Non-lead shot will be required when taking upland game birds with a shotgun in California beginning July 1, the California Department of Fish and Wildlife announced.
The rule change is the second phase of a three-part plan to phase out the use of lead ammunition for hunters in the Golden State.
Also, non-lead shot is required when using a shotgun to take resident small game mammals, furbearing mammals, non-game mammals, non-game birds and any wildlife for depredation purposes.
However, the new rule excludes dove, quail, snipe and any game birds taken at licensed game bird clubs.
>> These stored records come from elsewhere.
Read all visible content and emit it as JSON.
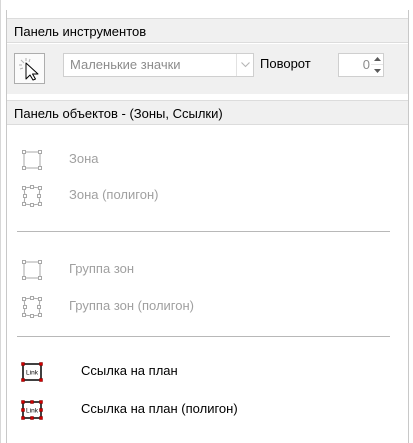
{
  "toolbar_panel": {
    "title": "Панель инструментов",
    "view_mode": "Маленькие значки",
    "rotation_label": "Поворот",
    "rotation_value": "0"
  },
  "objects_panel": {
    "title": "Панель объектов - (Зоны, Ссылки)",
    "items": [
      {
        "label": "Зона",
        "enabled": false,
        "icon": "zone-rectangle-icon"
      },
      {
        "label": "Зона (полигон)",
        "enabled": false,
        "icon": "zone-polygon-icon"
      },
      {
        "label": "Группа зон",
        "enabled": false,
        "icon": "zone-group-rectangle-icon"
      },
      {
        "label": "Группа зон (полигон)",
        "enabled": false,
        "icon": "zone-group-polygon-icon"
      },
      {
        "label": "Ссылка на план",
        "enabled": true,
        "icon": "plan-link-icon"
      },
      {
        "label": "Ссылка на план (полигон)",
        "enabled": true,
        "icon": "plan-link-polygon-icon"
      }
    ],
    "icon_text": "Link"
  },
  "colors": {
    "panel_bg": "#f0f0f0",
    "disabled_text": "#a0a0a0",
    "handle_red": "#d40000"
  }
}
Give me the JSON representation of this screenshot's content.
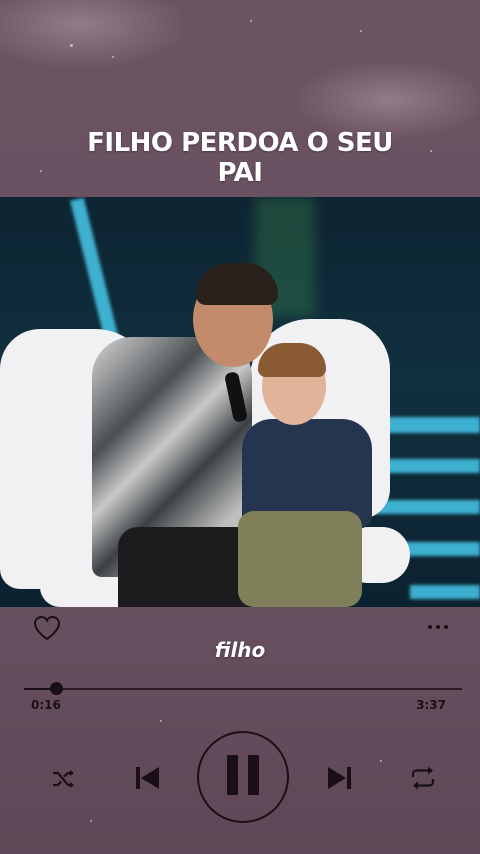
{
  "song": {
    "title_line1": "FILHO PERDOA O SEU",
    "title_line2": "PAI",
    "current_lyric": "filho"
  },
  "player": {
    "elapsed": "0:16",
    "duration": "3:37",
    "progress_fraction": 0.074,
    "state": "playing"
  },
  "icons": {
    "like": "heart-outline-icon",
    "menu": "more-dots-icon",
    "shuffle": "shuffle-icon",
    "previous": "previous-icon",
    "pause": "pause-icon",
    "next": "next-icon",
    "repeat": "repeat-icon"
  },
  "colors": {
    "background": "#6a5261",
    "controls": "#1b0f17",
    "text": "#ffffff",
    "stage_light": "#46c8eb"
  }
}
The CDFW warns non-lead ammo may be in short supply for some calibers, so hunters should plan accordingly. “Hunters are encouraged to practice shooting non-lead ammunition to make sure firearms are sighted-in properly and shoot accurately with non-lead ammunition,” the department said.
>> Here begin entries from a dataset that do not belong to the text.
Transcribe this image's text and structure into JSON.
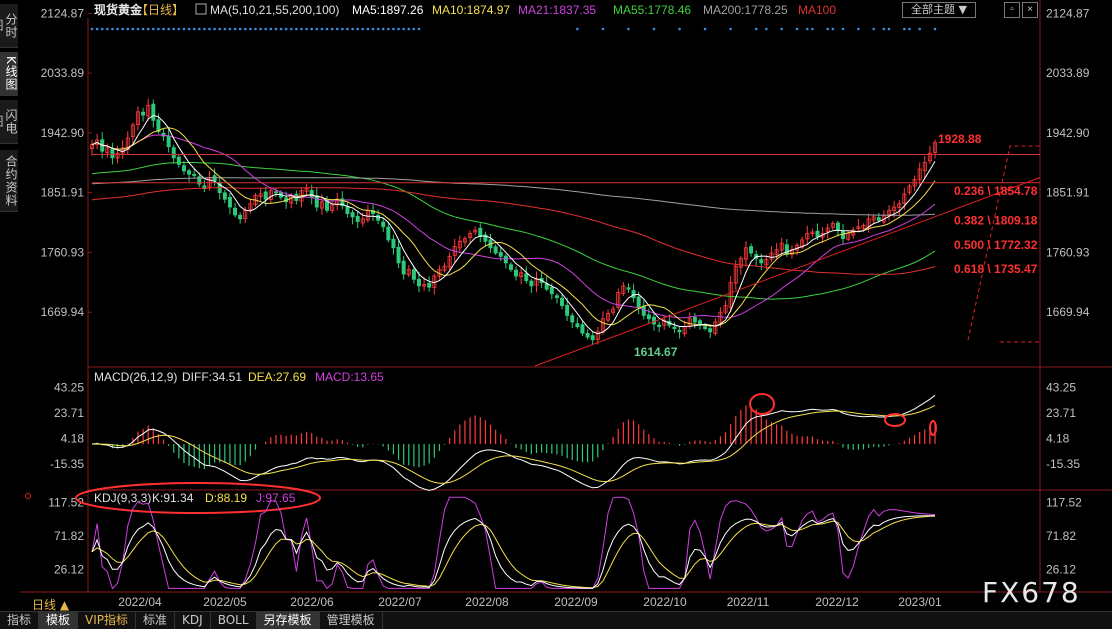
{
  "side_tabs": [
    "分时图",
    "K线图",
    "闪电图",
    "合约资料"
  ],
  "header": {
    "title": "现货黄金",
    "period": "【日线】",
    "ma_label": "MA(5,10,21,55,200,100)",
    "ma5": "MA5:1897.26",
    "ma10": "MA10:1874.97",
    "ma21": "MA21:1837.35",
    "ma55": "MA55:1778.46",
    "ma200": "MA200:1778.25",
    "ma100": "MA100"
  },
  "main_chart_button": "全部主题",
  "window_buttons": [
    "▫",
    "×"
  ],
  "macd": {
    "label": "MACD(26,12,9)",
    "diff": "DIFF:34.51",
    "dea": "DEA:27.69",
    "macd": "MACD:13.65"
  },
  "kdj": {
    "label": "KDJ(9,3,3)",
    "k": "K:91.34",
    "d": "D:88.19",
    "j": "J:97.65"
  },
  "period_label": "日线 ▲",
  "bottom_tabs": [
    "指标",
    "模板",
    "VIP指标",
    "标准",
    "KDJ",
    "BOLL",
    "另存模板",
    "管理模板"
  ],
  "watermark": "FX678",
  "colors": {
    "up": "#ff3b3b",
    "down": "#2ec87a",
    "ma5": "#ffffff",
    "ma10": "#f5e04a",
    "ma21": "#d040e0",
    "ma55": "#3dd23d",
    "ma200": "#a0a0a0",
    "ma100": "#e03030",
    "annotation": "#ff3030"
  },
  "chart_data": [
    {
      "type": "candlestick",
      "title": "现货黄金 日线",
      "x_ticks": [
        "2022/04",
        "2022/05",
        "2022/06",
        "2022/07",
        "2022/08",
        "2022/09",
        "2022/10",
        "2022/11",
        "2022/12",
        "2023/01"
      ],
      "y_ticks": [
        2124.87,
        2033.89,
        1942.9,
        1851.91,
        1760.93,
        1669.94
      ],
      "ylim": [
        1585,
        2130
      ],
      "annotations": {
        "high": 1928.88,
        "low": 1614.67,
        "fib_levels": [
          {
            "label": "0.236 \\ 1854.78",
            "value": 1854.78
          },
          {
            "label": "0.382 \\ 1809.18",
            "value": 1809.18
          },
          {
            "label": "0.500 \\ 1772.32",
            "value": 1772.32
          },
          {
            "label": "0.618 \\ 1735.47",
            "value": 1735.47
          }
        ],
        "resistance_lines": [
          1910,
          1867
        ]
      },
      "closes": [
        1925,
        1932,
        1915,
        1920,
        1905,
        1912,
        1920,
        1935,
        1955,
        1975,
        1970,
        1985,
        1962,
        1945,
        1938,
        1922,
        1905,
        1895,
        1885,
        1880,
        1878,
        1865,
        1858,
        1875,
        1870,
        1852,
        1842,
        1830,
        1818,
        1812,
        1825,
        1835,
        1848,
        1850,
        1842,
        1855,
        1852,
        1845,
        1838,
        1848,
        1840,
        1855,
        1858,
        1845,
        1830,
        1838,
        1825,
        1835,
        1842,
        1832,
        1820,
        1815,
        1808,
        1812,
        1825,
        1820,
        1810,
        1800,
        1780,
        1768,
        1745,
        1728,
        1735,
        1720,
        1710,
        1712,
        1708,
        1725,
        1735,
        1740,
        1755,
        1770,
        1778,
        1782,
        1790,
        1795,
        1785,
        1778,
        1768,
        1760,
        1755,
        1745,
        1735,
        1725,
        1730,
        1718,
        1710,
        1720,
        1715,
        1705,
        1698,
        1692,
        1680,
        1665,
        1655,
        1648,
        1638,
        1632,
        1628,
        1640,
        1660,
        1668,
        1675,
        1700,
        1710,
        1705,
        1692,
        1678,
        1665,
        1660,
        1652,
        1648,
        1658,
        1650,
        1645,
        1640,
        1648,
        1660,
        1655,
        1650,
        1645,
        1640,
        1655,
        1670,
        1680,
        1715,
        1740,
        1752,
        1768,
        1760,
        1752,
        1745,
        1750,
        1760,
        1765,
        1775,
        1758,
        1765,
        1772,
        1780,
        1790,
        1792,
        1785,
        1790,
        1798,
        1805,
        1795,
        1782,
        1790,
        1795,
        1800,
        1802,
        1812,
        1815,
        1810,
        1818,
        1825,
        1830,
        1835,
        1850,
        1862,
        1872,
        1888,
        1898,
        1912,
        1928
      ]
    },
    {
      "type": "line",
      "title": "MACD(26,12,9)",
      "y_ticks": [
        43.25,
        23.71,
        4.18,
        -15.35
      ],
      "ylim": [
        -35,
        55
      ],
      "series": [
        {
          "name": "DIFF",
          "last": 34.51
        },
        {
          "name": "DEA",
          "last": 27.69
        },
        {
          "name": "MACD",
          "last": 13.65
        }
      ]
    },
    {
      "type": "line",
      "title": "KDJ(9,3,3)",
      "y_ticks": [
        117.52,
        71.82,
        26.12
      ],
      "ylim": [
        -5,
        135
      ],
      "series": [
        {
          "name": "K",
          "last": 91.34
        },
        {
          "name": "D",
          "last": 88.19
        },
        {
          "name": "J",
          "last": 97.65
        }
      ]
    }
  ]
}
According to the department’s website, the state limited the use of lead projectiles in 2008 and then state lawmakers passed a law in October 2013 to eliminate the use of lead ammo for hunting anywhere in the state by July 1, 2019. The three-part plan was determined to be the least disruptive for hunters.
Last year, the state prohibited the use of non-lead ammo when taking Nelson bighorn sheep and all wildlife on CDFW lands.
The state will implement Phase III on July 1, 2019, when hunters must use non-lead ammo when taking any animal anywhere in the state for any purpose.
However, there are no restrictions on the use of lead ammunition for target shooting purposes.